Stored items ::
· · · ·
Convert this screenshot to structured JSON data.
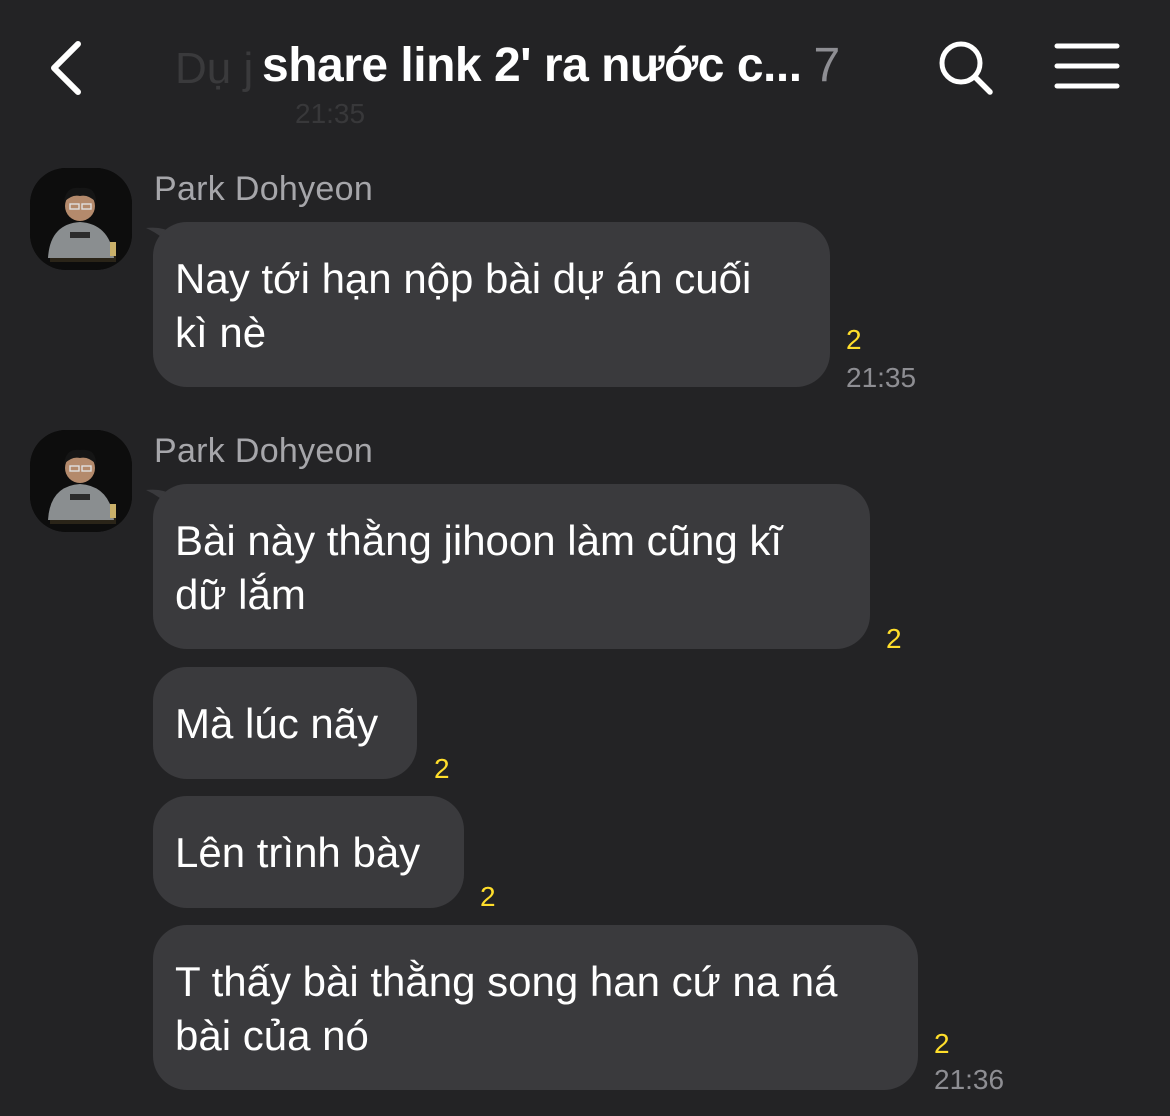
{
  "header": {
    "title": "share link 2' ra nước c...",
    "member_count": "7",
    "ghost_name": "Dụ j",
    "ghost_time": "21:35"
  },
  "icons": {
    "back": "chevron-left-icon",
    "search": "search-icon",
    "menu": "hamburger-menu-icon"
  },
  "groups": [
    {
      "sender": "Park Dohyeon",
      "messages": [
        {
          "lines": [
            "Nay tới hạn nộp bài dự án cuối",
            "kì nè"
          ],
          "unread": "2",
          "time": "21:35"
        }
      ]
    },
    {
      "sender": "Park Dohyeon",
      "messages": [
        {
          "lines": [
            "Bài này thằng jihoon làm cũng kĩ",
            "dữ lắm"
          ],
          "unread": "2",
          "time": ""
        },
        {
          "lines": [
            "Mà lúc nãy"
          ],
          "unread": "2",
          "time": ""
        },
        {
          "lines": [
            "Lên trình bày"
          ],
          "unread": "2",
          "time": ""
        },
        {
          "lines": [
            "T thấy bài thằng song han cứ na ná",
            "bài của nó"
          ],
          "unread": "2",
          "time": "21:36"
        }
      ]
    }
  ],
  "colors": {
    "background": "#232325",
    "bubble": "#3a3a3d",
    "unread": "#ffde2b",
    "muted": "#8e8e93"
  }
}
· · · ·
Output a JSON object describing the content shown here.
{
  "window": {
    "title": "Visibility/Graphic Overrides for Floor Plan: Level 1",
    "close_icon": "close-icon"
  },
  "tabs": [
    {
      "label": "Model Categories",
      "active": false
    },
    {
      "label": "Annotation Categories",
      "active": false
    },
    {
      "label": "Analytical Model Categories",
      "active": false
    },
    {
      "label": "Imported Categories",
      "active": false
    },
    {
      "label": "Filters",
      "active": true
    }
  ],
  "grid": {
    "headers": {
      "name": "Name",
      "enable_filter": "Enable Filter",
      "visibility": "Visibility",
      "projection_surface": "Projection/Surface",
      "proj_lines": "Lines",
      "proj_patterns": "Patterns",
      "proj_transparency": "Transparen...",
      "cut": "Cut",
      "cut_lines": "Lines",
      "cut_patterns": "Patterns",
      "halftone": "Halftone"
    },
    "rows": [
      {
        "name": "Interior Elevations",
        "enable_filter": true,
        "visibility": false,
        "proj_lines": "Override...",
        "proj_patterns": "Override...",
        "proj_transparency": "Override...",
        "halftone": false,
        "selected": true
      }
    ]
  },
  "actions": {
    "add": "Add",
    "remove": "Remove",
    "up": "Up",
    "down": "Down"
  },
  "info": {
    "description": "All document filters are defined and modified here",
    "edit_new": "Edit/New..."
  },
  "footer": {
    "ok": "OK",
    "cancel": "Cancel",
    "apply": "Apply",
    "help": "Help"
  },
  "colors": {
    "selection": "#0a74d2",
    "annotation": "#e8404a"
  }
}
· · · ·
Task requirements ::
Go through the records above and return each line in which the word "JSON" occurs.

Exercise solution ::
Convert this screenshot to structured JSON data.
Output a JSON object describing the content shown here.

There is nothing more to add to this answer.